BEING A SERIOUS music buff, I have read many books and articles about music theory, harmony, and composition, and I guess that I have watched and enjoyed nearly all of the excellent New York Philharmonic Concert Specials on television, with Leonard Bernstein. But in my desultory study of music and musicians over these many years, one inescapable conclusion has become obvious. Composers write music for other musicians, not for lay audiences who are ill-equipped with the necessary background to appreciate their creations. Upon closer inspection I discovered that this same generalization is true for the many branches of the fine arts, especially in sculpture, photography, and painting. The contributing artists are the primary appreciators and critics of contemporary art.

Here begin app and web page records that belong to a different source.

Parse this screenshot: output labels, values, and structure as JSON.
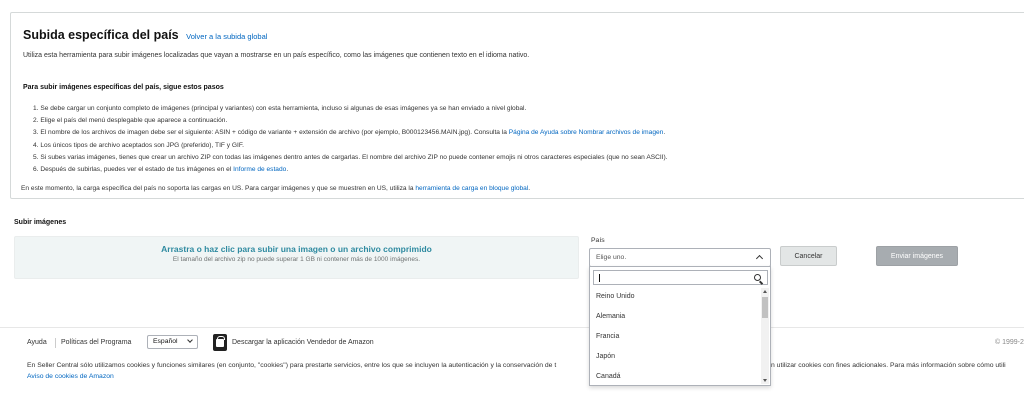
{
  "info": {
    "title": "Subida específica del país",
    "back_link": "Volver a la subida global",
    "intro": "Utiliza esta herramienta para subir imágenes localizadas que vayan a mostrarse en un país específico, como las imágenes que contienen texto en el idioma nativo.",
    "steps_heading": "Para subir imágenes específicas del país, sigue estos pasos",
    "steps": [
      "1. Se debe cargar un conjunto completo de imágenes (principal y variantes) con esta herramienta, incluso si algunas de esas imágenes ya se han enviado a nivel global.",
      "2. Elige el país del menú desplegable que aparece a continuación.",
      "3. El nombre de los archivos de imagen debe ser el siguiente: ASIN + código de variante + extensión de archivo (por ejemplo, B000123456.MAIN.jpg). Consulta la",
      "4. Los únicos tipos de archivo aceptados son JPG (preferido), TIF y GIF.",
      "5. Si subes varias imágenes, tienes que crear un archivo ZIP con todas las imágenes dentro antes de cargarlas. El nombre del archivo ZIP no puede contener emojis ni otros caracteres especiales (que no sean ASCII).",
      "6. Después de subirlas, puedes ver el estado de tus imágenes en el"
    ],
    "step3_link": "Página de Ayuda sobre Nombrar archivos de imagen",
    "step6_link": "Informe de estado",
    "note": "En este momento, la carga específica del país no soporta las cargas en US. Para cargar imágenes y que se muestren en US, utiliza la",
    "note_link": "herramienta de carga en bloque global"
  },
  "upload": {
    "heading": "Subir imágenes",
    "drop_main": "Arrastra o haz clic para subir una imagen o un archivo comprimido",
    "drop_sub": "El tamaño del archivo zip no puede superar 1 GB ni contener más de 1000 imágenes."
  },
  "country": {
    "label": "País",
    "placeholder": "Elige uno.",
    "search_value": "",
    "options": [
      "Reino Unido",
      "Alemania",
      "Francia",
      "Japón",
      "Canadá"
    ]
  },
  "buttons": {
    "cancel": "Cancelar",
    "submit": "Enviar imágenes"
  },
  "footer": {
    "help": "Ayuda",
    "policies": "Políticas del Programa",
    "language": "Español",
    "app_download": "Descargar la aplicación Vendedor de Amazon",
    "copyright": "© 1999-2",
    "cookie_left": "En Seller Central sólo utilizamos cookies y funciones similares (en conjunto, \"cookies\") para prestarte servicios, entre los que se incluyen la autenticación y la conservación de t",
    "cookie_right": "n utilizar cookies con fines adicionales. Para más información sobre cómo utili",
    "cookie_link": "Aviso de cookies de Amazon"
  },
  "colors": {
    "link": "#0066c0",
    "dropzone_bg": "#f0f5f5",
    "dropzone_text": "#2e8aa0",
    "submit_disabled": "#a7acb0"
  }
}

Now that I am a dues-paid member of NAPA, and have received three monthly bundles to date, I am not too surprised to observe that most amateur writers, publishers, and printers contribute nearly exclusively for one another. But I am surprised that the distribution of amateur publications is so restricted. Wouldn’t a lay readership appreciate the hand-crafted products of NAPA?
Jacob L. Warner, in issue No. 1, July 1969, of The Boxwooder, pointed out a painful truth that afflicts lay readers. The majority of readers do not take the slightest notice of anything we consider sacred in printing, except legibility. They could care less about creative layouts, harmony of typefaces, fitness, or choice of paper. I suspect that the primary reason for this is the fact that daily we are subjected to an avalanche of printed matter. What junk mail did you get today? How many perfectly printed, full-color advertisements did you throw in the wastebasket this week? Our optical taste has been thoroughly cloyed by this daily glut of finely printed advertising, and constant exposure to thousands of printed words and pictures in newspapers and magazines.
What a fantastic anachronism… amateur Gutenberg-type printing in the latter third of the twentieth century, the “Space Age”! How primitive and time-consuming hand composition is when compared with the 15 lines per minute average of the rapidly obsolete-becoming Lektron Linotype of today, or some of the truly fantastic computer controlled photo-typesetters that are revolutionizing printing now.
But this is my hobby. I am an anachronism too! In this gone-mad-with-progress age I have only recently learned to appreciate the beautiful layouts, typography, and unique printing papers of amateur printing. I now thoroughly appreciate the books in my library, and am ever searching for the beautiful in printed works that I formerly had no appreciation for. I would enjoy sharing this new appreciation with others who also care, so I am joining the many publishers of NAPA with my new journal, Lapsus Calamus, with the avowed intention of writing and printing for other writers and printers. I enjoy doing it, and I hope that you will enjoy sharing it with me.
Two physicians discuss the wisdom of aborting a woman who has had German measles and is hence likely to produce a deformed child.
“Doctor,” says one, “I’d like your professional opinion. The question is, should the pregnancy have been terminated or not? The father was syphilitic. The mother was tuberculous. They had already had four children: the first was blind, the second died, the third was deaf and dumb, and the fourth was tuberculous. The woman was pregnant for the fifth time. As the attending physician, what would you have done?”
“I would have terminated the pregnancy.”
“Then you would have murdered Beethoven!”
Some Favorite Quotations
Those who have never found either joy or solace in nature might begin by looking not for the joy they can get, but for the joy that is there amid those portions of the earth man has not entirely preempted for his own use. – Joseph Wood Krutch
The earth is more wonderful than it is convenient; more beautiful than it is useful; more to be admired and enjoyed than used. – Henry David Thoreau
The best occupation of a crocodile is to rest. – Bertrand Russell
Lapsus Calamus is a publication of The Whippoorwill Press, Frankfort, Kentucky 40601. J. Hill Hamon, Prop.